Tinubu: Why I can’t implement the national reform strategy for Lagos
Bola Tinubu, the All Progressives Congress’s presidential candidate, has claimed that Nigeria’s complexity makes it difficult to replicate his transformative vision outside of Lagos.
In order to ensure that the administration runs smoothly, the former governor of Lagos State also declared that he would permit power devolution.
In an opinion piece that he published in The Economist on Wednesday, Tinubu made this point clear.
“We can’t just copy Lagos’ turnaround everywhere. Nigeria is diverse and multifaceted. The key to economic progress is recognizing each region’s assets and laying the groundwork for their mutual prosperity. I want to give the states more authority because I know what can be accomplished when the federal government gives appropriate room for regional variances. As Tinubu recalled his accomplishments as the two-term governor of Lagos, “They should have greater ability to provide services and infrastructure projects, as well as more control over law enforcement.”
Further, Tinubu claimed that the nation’s excessive reliance on oil has hampered its progress.
Nigeria’s development has been hampered by an overreliance on oil. A nation with a population of more than 200 million cannot base its development on a single good. Given that Nigeria is already the most popular African country in which to invest in startups, we must concentrate on industrialization and technical innovation, he said.
The APC candidate also reaffirmed his support for eliminating gasoline subsidies, which he believes to be “destructive.”
The detrimental gasoline subsidy, which is anticipated to have cost $7.5 billion in the first half of 2023, would be eliminated, he continued. The money will be put to better use by being invested in together with the private sector to build infrastructure, improve healthcare, improve education, and expand agriculture.

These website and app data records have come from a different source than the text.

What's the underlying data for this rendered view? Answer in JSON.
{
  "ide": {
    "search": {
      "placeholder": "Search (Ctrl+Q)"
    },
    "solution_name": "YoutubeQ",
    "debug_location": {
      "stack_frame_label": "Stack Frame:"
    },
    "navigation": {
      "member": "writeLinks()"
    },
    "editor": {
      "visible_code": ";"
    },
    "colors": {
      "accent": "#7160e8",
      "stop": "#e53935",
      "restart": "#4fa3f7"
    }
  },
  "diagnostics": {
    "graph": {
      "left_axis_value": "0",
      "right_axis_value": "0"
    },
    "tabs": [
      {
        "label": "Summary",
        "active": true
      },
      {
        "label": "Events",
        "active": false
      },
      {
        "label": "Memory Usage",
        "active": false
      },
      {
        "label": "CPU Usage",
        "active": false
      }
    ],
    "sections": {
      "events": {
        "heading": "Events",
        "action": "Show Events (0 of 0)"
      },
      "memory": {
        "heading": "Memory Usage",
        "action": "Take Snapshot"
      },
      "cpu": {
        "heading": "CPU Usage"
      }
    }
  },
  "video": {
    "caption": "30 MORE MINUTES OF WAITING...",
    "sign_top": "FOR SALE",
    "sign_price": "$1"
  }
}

Nigeria has one of the lowest tax to GDP ratios in the world. Instead of raising rates, we should restructure the system and use information technology to increase compliance. A positive feedback loop of support from businesses and citizens would reinforce the social contract and put federal revenues on a more sustainable foundation when coupled with efficient public service delivery and infrastructure development.